THE PROBLEM:
Find all the lines in the entries below that hold the word "description" and copy them.

Data records
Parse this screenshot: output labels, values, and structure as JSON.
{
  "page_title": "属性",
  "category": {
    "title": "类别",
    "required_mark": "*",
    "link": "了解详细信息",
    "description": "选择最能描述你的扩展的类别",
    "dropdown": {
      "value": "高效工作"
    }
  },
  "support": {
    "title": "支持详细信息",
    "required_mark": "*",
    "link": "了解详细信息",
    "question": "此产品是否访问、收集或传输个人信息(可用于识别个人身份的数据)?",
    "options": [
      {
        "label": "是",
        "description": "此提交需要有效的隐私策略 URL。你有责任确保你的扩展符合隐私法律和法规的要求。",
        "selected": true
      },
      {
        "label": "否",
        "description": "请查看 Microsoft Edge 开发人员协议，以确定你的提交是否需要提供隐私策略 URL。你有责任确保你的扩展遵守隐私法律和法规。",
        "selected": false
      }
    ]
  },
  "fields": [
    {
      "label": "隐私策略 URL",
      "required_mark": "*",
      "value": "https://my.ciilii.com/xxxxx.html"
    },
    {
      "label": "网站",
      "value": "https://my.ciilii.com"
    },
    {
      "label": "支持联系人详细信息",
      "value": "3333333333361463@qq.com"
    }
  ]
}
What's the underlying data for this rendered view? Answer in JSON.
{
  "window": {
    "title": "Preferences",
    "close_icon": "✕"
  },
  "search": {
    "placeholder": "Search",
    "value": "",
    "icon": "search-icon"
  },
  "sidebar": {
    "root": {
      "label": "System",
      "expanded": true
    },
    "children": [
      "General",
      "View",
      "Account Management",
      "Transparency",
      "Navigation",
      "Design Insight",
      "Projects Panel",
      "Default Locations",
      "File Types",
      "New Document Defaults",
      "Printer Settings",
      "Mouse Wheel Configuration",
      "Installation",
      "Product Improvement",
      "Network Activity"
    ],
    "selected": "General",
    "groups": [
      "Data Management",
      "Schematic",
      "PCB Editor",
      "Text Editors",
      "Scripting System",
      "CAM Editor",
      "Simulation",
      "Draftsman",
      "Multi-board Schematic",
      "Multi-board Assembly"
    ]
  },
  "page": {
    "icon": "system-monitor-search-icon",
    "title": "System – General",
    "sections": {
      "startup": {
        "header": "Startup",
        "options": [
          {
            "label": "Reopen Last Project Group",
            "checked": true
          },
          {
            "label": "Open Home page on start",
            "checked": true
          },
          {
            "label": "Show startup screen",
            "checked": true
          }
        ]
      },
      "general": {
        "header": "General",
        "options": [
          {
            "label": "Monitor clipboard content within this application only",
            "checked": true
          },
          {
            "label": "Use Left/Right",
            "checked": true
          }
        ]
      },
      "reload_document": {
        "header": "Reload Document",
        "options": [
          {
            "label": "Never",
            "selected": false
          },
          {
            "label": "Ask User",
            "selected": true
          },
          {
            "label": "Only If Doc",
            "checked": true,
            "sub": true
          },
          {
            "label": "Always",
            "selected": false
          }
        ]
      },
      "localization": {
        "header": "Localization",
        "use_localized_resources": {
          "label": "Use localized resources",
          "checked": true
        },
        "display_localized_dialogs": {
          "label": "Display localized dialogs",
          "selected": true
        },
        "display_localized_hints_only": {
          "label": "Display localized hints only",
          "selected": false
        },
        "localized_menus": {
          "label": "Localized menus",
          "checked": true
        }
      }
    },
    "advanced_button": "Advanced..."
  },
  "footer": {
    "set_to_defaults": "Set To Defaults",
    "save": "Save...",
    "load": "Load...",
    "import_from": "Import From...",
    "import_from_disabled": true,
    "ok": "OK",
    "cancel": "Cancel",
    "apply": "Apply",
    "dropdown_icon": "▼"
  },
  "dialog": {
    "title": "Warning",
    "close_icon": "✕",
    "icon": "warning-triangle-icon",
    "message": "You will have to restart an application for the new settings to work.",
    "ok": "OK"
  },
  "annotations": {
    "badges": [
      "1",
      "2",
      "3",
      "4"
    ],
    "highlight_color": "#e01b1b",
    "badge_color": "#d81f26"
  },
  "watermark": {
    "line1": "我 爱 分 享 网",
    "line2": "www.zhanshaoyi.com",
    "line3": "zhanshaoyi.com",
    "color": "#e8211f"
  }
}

PROBLEM SOLUTION:
    "description": "选择最能描述你的扩展的类别",
        "description": "此提交需要有效的隐私策略 URL。你有责任确保你的扩展符合隐私法律和法规的要求。",
        "description": "请查看 Microsoft Edge 开发人员协议，以确定你的提交是否需要提供隐私策略 URL。你有责任确保你的扩展遵守隐私法律和法规。",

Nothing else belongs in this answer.